=== Dataset ===
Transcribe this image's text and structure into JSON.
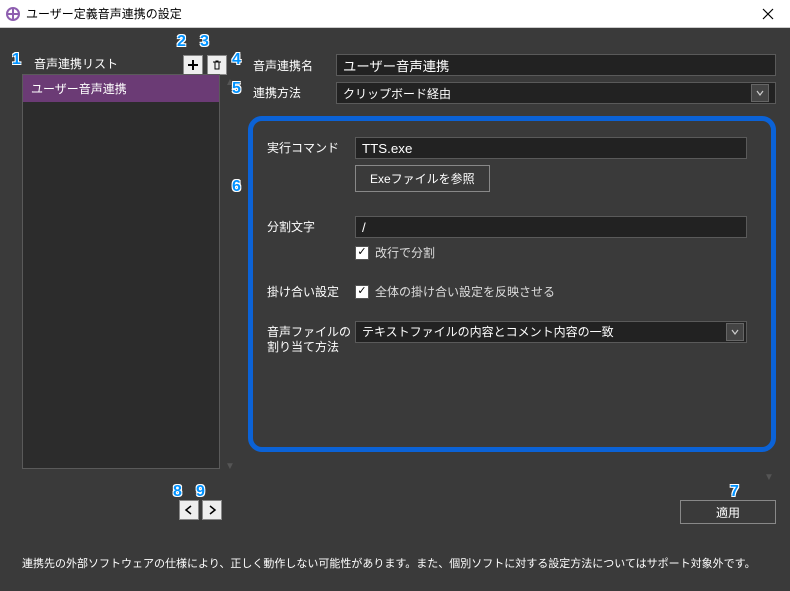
{
  "window": {
    "title": "ユーザー定義音声連携の設定"
  },
  "sidebar": {
    "heading": "音声連携リスト",
    "items": [
      {
        "label": "ユーザー音声連携",
        "selected": true
      }
    ]
  },
  "form": {
    "name_label": "音声連携名",
    "name_value": "ユーザー音声連携",
    "method_label": "連携方法",
    "method_value": "クリップボード経由"
  },
  "settings": {
    "cmd_label": "実行コマンド",
    "cmd_value": "TTS.exe",
    "browse_label": "Exeファイルを参照",
    "split_label": "分割文字",
    "split_value": "/",
    "split_checkbox_label": "改行で分割",
    "split_checked": true,
    "kakeai_label": "掛け合い設定",
    "kakeai_checkbox_label": "全体の掛け合い設定を反映させる",
    "kakeai_checked": true,
    "assign_label": "音声ファイルの割り当て方法",
    "assign_value": "テキストファイルの内容とコメント内容の一致"
  },
  "footer": {
    "apply_label": "適用",
    "note": "連携先の外部ソフトウェアの仕様により、正しく動作しない可能性があります。また、個別ソフトに対する設定方法についてはサポート対象外です。"
  },
  "badges": {
    "1": "1",
    "2": "2",
    "3": "3",
    "4": "4",
    "5": "5",
    "6": "6",
    "7": "7",
    "8": "8",
    "9": "9"
  }
}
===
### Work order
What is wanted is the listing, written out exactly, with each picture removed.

### Solution
Transcribe this image's text and structure into JSON.
{
  "window": {
    "title": "ユーザー定義音声連携の設定"
  },
  "sidebar": {
    "heading": "音声連携リスト",
    "items": [
      {
        "label": "ユーザー音声連携",
        "selected": true
      }
    ]
  },
  "form": {
    "name_label": "音声連携名",
    "name_value": "ユーザー音声連携",
    "method_label": "連携方法",
    "method_value": "クリップボード経由"
  },
  "settings": {
    "cmd_label": "実行コマンド",
    "cmd_value": "TTS.exe",
    "browse_label": "Exeファイルを参照",
    "split_label": "分割文字",
    "split_value": "/",
    "split_checkbox_label": "改行で分割",
    "split_checked": true,
    "kakeai_label": "掛け合い設定",
    "kakeai_checkbox_label": "全体の掛け合い設定を反映させる",
    "kakeai_checked": true,
    "assign_label": "音声ファイルの割り当て方法",
    "assign_value": "テキストファイルの内容とコメント内容の一致"
  },
  "footer": {
    "apply_label": "適用",
    "note": "連携先の外部ソフトウェアの仕様により、正しく動作しない可能性があります。また、個別ソフトに対する設定方法についてはサポート対象外です。"
  },
  "badges": {
    "1": "1",
    "2": "2",
    "3": "3",
    "4": "4",
    "5": "5",
    "6": "6",
    "7": "7",
    "8": "8",
    "9": "9"
  }
}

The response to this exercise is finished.